That measure passed unanimously and will become effective for the next billing cycle.
Councilor Ron Reavis wasn't satisfied with merely rescinding the fees. His belief is that the restrictions are in place due to an emergency and, with usage dropping, that emergency no longer exists.
"I may be going out on a limb, but these restrictions were passed because of an emergency and that emergency is over," he said. "We could do away with the restrictions."
Several around the table Monday night agreed with Reavis's desire to remove the restrictions but disagreed that the emergency was over.
"I disagree," Councilor Mike Wallace said. "The lake is still low and that is why we did that."
City Manager Bill Keefer agreed that current usage wasn't an emergency but asked the council to consider the problem they might create if restrictions are lifted too soon.
"No one wants to lift these restrictions more than me," Keefer said. "But if we take them off now and there is a big rush to reseed and replace sod in lawns, a lot of water will be used."
Keefer said that if March 2013 gets here and there was no water because it was used this fall and there has still been inadequate rainfall to refill the lake, the restrictions the council would have to consider would be far worse.
"In my opinion – for those considering it – putting in a new lawn right now or overseeding is not a wise investment," Keefer said.
Councilor Mike Rawlings said he also had concerns about keeping water in the system due to work the city is performing during this non-peak usage time.
"We are getting ready to take the one million gallon tank (at the water treatment plant) offline for months," Rawlings said. "If we turn loose on the restrictions, I am concerned about being able to get enough water into the system."
Reavis said he could see the point on the lawns, but the restrictions covered more than just lawn watering.
"Are people washing their cars really going to create that much of a problem," Reavis asked.
With no copy of the actual restrictions available, Reavis said he would find the document and decide if he wanted to make a motion to at least modify the restrictions at the next meeting on Oct. 15.
(See usage charts).
City's audit report
The City of Augusta received another positive audit report Monday night from Aaron Iverson with Edward B. Stephenson and Co. CPAs.
Page 2 of 2 - "There was certainly nothing alarming to anyone on the management end," Iverson said.
Most of the results of the audit are noted annually but the expense of bringing the city into compliance with audit rules is greater than the risk they pose to the city.
The swimming pool and Santa Fe Lake taking in money offsite are typical concerns for auditors. However, the city staff tracks these deposits closely to insure all funds are handled properly. There were two issues on this year's audit that were new.
Both have been addressed and shouldn't be a problem for the city again.
The city was in violation of a state statute when their legal publication about a public hearing was not published 10 days before the hearing in the Augusta Daily Gazette.
The newspaper was at fault.
"We are aware that the violation was a result of a failure by the paper, but it still has to be listed as a violation," Iverson said.

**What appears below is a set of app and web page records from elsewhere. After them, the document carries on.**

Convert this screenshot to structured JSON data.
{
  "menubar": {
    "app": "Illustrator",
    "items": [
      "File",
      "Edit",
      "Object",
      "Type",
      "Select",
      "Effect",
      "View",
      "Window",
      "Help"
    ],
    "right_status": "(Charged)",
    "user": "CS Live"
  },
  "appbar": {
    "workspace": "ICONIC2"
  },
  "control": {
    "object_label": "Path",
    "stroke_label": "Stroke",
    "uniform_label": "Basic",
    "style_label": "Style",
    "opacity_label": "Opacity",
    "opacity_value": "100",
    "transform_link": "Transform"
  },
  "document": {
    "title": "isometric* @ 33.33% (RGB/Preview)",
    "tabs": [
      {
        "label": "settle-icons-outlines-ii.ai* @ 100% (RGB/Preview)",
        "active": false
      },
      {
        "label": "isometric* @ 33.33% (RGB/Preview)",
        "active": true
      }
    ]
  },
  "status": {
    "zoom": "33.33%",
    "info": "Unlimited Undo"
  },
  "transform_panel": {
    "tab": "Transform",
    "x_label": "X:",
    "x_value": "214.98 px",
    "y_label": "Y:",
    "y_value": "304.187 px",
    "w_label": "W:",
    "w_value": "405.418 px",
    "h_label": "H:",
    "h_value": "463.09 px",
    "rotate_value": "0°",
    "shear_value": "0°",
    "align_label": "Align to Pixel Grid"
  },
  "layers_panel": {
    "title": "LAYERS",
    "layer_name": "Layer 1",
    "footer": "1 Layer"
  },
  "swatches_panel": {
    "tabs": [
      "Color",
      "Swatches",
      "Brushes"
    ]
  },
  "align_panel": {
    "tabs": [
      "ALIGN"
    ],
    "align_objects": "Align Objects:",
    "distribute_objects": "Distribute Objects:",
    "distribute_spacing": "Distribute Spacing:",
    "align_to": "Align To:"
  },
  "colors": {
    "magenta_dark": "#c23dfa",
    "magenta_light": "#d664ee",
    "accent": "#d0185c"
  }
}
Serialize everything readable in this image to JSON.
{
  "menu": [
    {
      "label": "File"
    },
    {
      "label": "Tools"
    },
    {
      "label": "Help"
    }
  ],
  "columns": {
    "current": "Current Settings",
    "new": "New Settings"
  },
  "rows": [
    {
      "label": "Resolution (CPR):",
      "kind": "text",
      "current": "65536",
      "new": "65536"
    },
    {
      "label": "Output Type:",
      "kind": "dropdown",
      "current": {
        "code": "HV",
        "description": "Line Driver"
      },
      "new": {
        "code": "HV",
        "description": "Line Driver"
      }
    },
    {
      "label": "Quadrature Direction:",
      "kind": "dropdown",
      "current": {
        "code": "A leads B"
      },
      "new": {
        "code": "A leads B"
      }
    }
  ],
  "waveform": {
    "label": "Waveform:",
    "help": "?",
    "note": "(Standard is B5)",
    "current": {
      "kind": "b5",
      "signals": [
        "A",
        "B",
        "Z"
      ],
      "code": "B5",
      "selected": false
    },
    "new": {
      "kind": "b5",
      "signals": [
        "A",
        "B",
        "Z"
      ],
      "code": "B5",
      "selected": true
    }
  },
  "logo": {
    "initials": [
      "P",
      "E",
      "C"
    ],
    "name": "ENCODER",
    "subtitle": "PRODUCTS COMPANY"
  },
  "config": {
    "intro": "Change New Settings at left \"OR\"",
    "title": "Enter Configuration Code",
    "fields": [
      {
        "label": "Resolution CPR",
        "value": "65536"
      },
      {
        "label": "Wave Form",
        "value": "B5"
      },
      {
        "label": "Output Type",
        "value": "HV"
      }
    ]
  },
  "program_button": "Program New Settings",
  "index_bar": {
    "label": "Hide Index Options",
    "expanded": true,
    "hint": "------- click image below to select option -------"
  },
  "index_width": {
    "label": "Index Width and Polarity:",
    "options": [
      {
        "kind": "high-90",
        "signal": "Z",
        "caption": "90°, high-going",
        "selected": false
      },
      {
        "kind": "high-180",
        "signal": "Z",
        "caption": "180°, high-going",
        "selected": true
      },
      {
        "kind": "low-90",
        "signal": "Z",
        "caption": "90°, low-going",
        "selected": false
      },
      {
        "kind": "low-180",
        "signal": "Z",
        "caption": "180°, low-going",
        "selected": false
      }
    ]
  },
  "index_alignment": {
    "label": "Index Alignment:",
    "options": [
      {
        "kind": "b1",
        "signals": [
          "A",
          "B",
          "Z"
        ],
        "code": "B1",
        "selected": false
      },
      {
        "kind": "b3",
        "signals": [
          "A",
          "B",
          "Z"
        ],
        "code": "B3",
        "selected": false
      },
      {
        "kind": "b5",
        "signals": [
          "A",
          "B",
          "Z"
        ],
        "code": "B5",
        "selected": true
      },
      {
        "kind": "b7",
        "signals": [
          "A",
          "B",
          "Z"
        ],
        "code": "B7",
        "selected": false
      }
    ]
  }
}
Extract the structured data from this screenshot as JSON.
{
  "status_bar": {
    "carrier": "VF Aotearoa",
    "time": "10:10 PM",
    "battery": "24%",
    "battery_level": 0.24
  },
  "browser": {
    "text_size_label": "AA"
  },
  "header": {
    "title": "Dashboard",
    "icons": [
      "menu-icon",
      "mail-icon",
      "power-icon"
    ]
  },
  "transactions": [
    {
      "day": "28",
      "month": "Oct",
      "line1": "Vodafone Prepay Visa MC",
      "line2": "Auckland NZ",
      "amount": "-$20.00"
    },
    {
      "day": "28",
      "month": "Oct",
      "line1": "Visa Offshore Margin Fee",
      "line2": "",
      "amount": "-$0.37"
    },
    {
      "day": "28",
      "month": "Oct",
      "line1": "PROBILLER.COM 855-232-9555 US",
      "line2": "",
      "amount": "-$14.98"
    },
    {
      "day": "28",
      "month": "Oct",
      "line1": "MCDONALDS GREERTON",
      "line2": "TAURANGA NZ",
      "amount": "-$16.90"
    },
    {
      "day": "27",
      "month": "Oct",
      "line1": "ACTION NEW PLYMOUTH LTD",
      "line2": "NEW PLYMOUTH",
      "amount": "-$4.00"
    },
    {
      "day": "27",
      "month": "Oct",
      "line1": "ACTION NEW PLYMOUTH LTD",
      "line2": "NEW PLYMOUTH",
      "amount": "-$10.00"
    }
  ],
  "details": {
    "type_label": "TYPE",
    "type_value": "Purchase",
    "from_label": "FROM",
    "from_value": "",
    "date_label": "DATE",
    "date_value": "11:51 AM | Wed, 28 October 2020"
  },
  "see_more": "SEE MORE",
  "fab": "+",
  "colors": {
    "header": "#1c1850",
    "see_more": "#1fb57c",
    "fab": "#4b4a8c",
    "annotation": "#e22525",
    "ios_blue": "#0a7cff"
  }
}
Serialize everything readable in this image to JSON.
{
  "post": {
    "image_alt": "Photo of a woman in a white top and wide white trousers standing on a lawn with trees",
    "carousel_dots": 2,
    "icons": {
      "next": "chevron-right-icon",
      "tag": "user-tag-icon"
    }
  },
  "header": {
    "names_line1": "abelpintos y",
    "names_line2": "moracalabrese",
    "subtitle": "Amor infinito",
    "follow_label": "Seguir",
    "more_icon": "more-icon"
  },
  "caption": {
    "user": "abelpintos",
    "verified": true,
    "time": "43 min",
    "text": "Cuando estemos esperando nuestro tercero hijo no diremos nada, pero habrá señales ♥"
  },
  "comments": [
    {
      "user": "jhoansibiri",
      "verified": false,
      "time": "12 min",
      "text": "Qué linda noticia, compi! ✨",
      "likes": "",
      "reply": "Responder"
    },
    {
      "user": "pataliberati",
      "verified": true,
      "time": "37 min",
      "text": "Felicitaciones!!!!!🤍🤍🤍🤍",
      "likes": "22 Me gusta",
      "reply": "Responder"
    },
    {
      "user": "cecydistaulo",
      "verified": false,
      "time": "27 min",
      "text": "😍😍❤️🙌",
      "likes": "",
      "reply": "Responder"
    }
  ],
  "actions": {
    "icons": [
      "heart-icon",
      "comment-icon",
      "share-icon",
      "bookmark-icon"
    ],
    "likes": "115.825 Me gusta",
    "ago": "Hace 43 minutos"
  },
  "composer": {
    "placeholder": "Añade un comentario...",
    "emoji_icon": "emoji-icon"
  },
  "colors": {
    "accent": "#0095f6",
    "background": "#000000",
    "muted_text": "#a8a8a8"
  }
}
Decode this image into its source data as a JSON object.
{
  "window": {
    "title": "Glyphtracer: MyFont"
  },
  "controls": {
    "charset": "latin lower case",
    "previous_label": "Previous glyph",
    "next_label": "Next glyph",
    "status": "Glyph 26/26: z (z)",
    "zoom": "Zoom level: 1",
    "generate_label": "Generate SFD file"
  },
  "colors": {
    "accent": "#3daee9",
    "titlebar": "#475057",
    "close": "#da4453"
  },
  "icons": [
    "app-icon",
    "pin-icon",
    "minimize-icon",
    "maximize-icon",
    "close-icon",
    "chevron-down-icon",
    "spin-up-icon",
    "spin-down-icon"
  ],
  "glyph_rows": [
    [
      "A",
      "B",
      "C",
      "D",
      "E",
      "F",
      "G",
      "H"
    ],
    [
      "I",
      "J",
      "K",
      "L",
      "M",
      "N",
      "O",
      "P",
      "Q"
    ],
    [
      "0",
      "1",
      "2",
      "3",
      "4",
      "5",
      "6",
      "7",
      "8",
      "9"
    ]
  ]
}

Even though the city was not at fault, corrective measures have been taken to insure it will not happen again. Similar measures were taken at the newspaper to prevent future mistakes.
The only other issue came when the city failed to comply with a state statute that requires a bond from a contractor when projects exceed $100,000.
City staff took responsibility for the one-time violation and will make sure bonds are received before work is done on major projects in the future.